I understand that for other manufacturers with 510(k) approvals in the U.S., events that qualify under the Medical Device Reporting (MDR) regulations require us to submit an MDR report, no matter where the events occur, including outside the U.S. But in our case, if a manufacturer has no 510(k) and doesn’t distribute anything in the U.S., would we still need to file an MDR?
Consulting the regulations on the FDA website doesn’t help us. They make no distinction for situations like ours. It appears the regulations apply to all U.S. manufacturers of medical devices, even ones like us who would export all devices with no commercial distribution or market clearance in the U.S. Can you help clarify FDA’s expectations in a case like ours?
A: The FDA website is meant to clarify what might not be clear from reading the regulations themselves. Medical Device Reporting is only required for devices distributed in the U.S., no matter where they are made. In this case, the U.S. includes all 50 states, Puerto Rico, and other U.S. territories and commonwealths (U.S. Virgin Islands, Guam, American Samoa, etc.) plus all U.S. military installations, no matter where they’re located.
[pullquote align=”right” cite=”” link=”” color=”” class=”” size=””]You will be required to submit vigilance reports to the various countries where your product is distributed….[/pullquote]
If you don’t distribute your product to any of the locations described above, then FDA’s Medical Device Reporting regulations don’t apply.
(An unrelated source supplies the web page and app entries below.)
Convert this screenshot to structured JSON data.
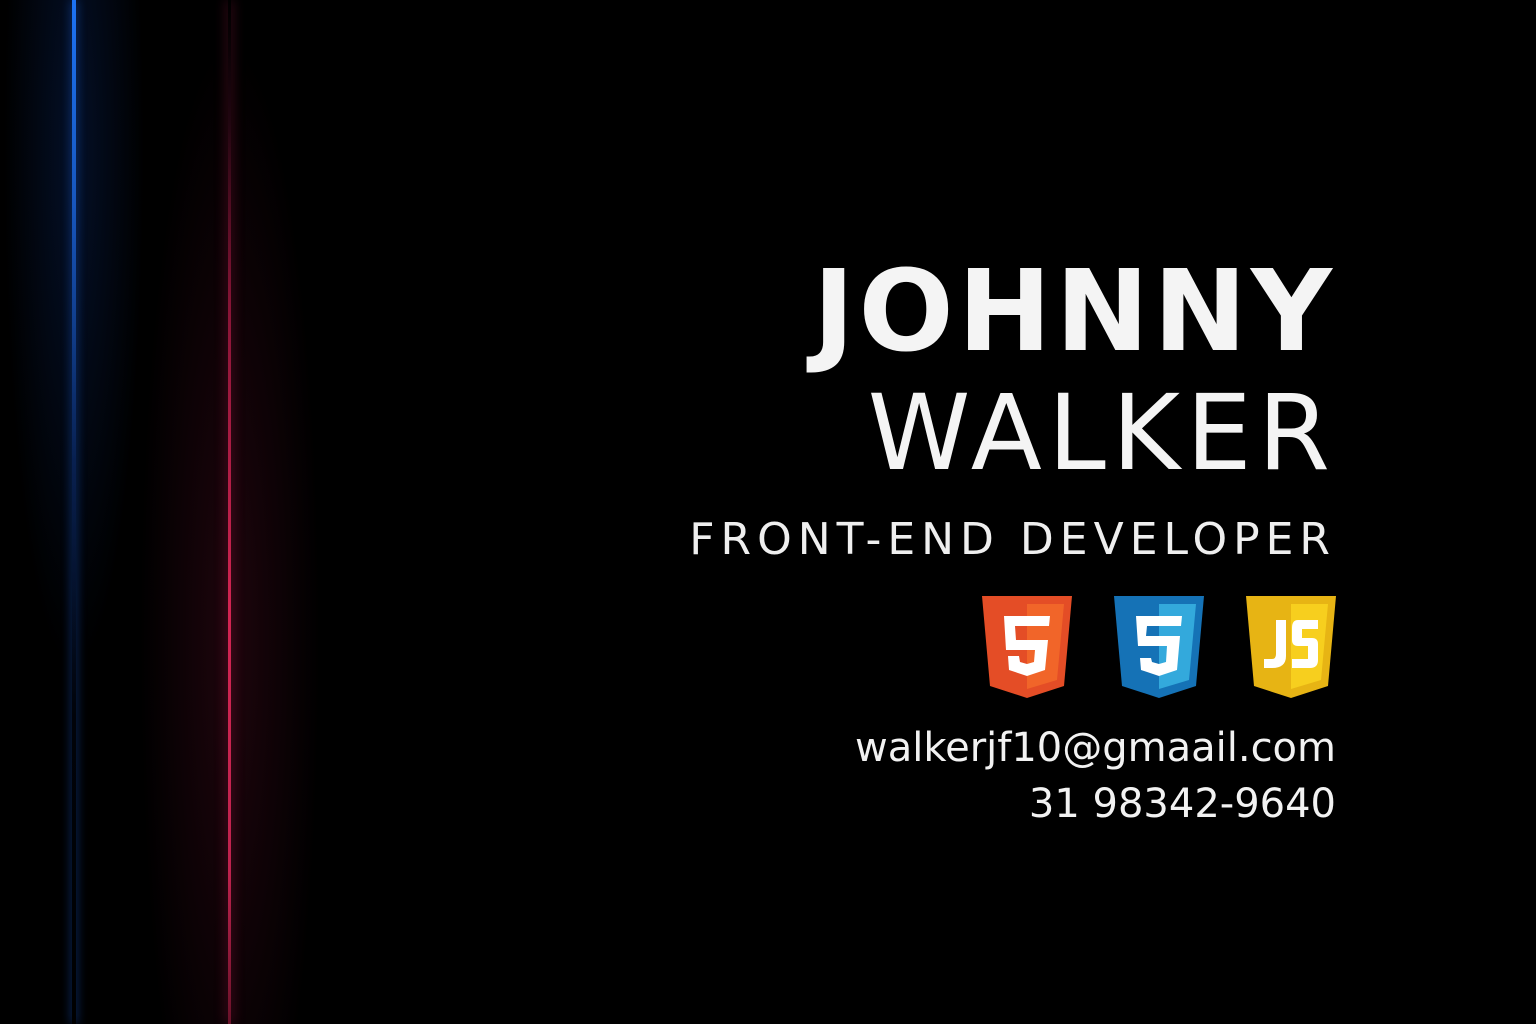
{
  "card": {
    "first_name": "JOHNNY",
    "last_name": "WALKER",
    "role": "FRONT-END DEVELOPER",
    "email": "walkerjf10@gmaail.com",
    "phone": "31 98342-9640",
    "badges": [
      {
        "name": "html5-icon",
        "glyph": "5",
        "color": "#E44D26",
        "shade": "#F16529"
      },
      {
        "name": "css3-icon",
        "glyph": "3",
        "color": "#1572B6",
        "shade": "#33A9DC"
      },
      {
        "name": "javascript-icon",
        "glyph": "JS",
        "color": "#E7B414",
        "shade": "#F7CF1E"
      }
    ],
    "colors": {
      "background": "#000000",
      "accent_blue": "#1E78FF",
      "accent_red": "#E6285A",
      "text": "#F2F2F2"
    }
  }
}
You will, however, be required to submit vigilance reports to the various countries where your product is distributed in accordance with those countries’ own regulations and requirements.
But don’t think you’re totally out of FDA’s jurisdiction. I’m assuming you will be registered with the FDA as a medical device manufacturer, because that’s the law. If any of those other countries ever receive a report about your device and want more information about your company, they may contact the FDA. In that case, FDA will inspect you as needed and will assist foreign governments if requested.
Answered by Denise Dion, Vice President of Regulatory & Quality Services at EduQuest (18 years as an expert FDA field investigator and a co-developer and trainer of FDA’s Quality System Inspection Technique-QSIT). Denise also is the lead instructor for EduQuest’s two-day training class on QSR Compliance Basics: Complying with FDA’s Medical Device 21 CFR 820 Quality System Regulation,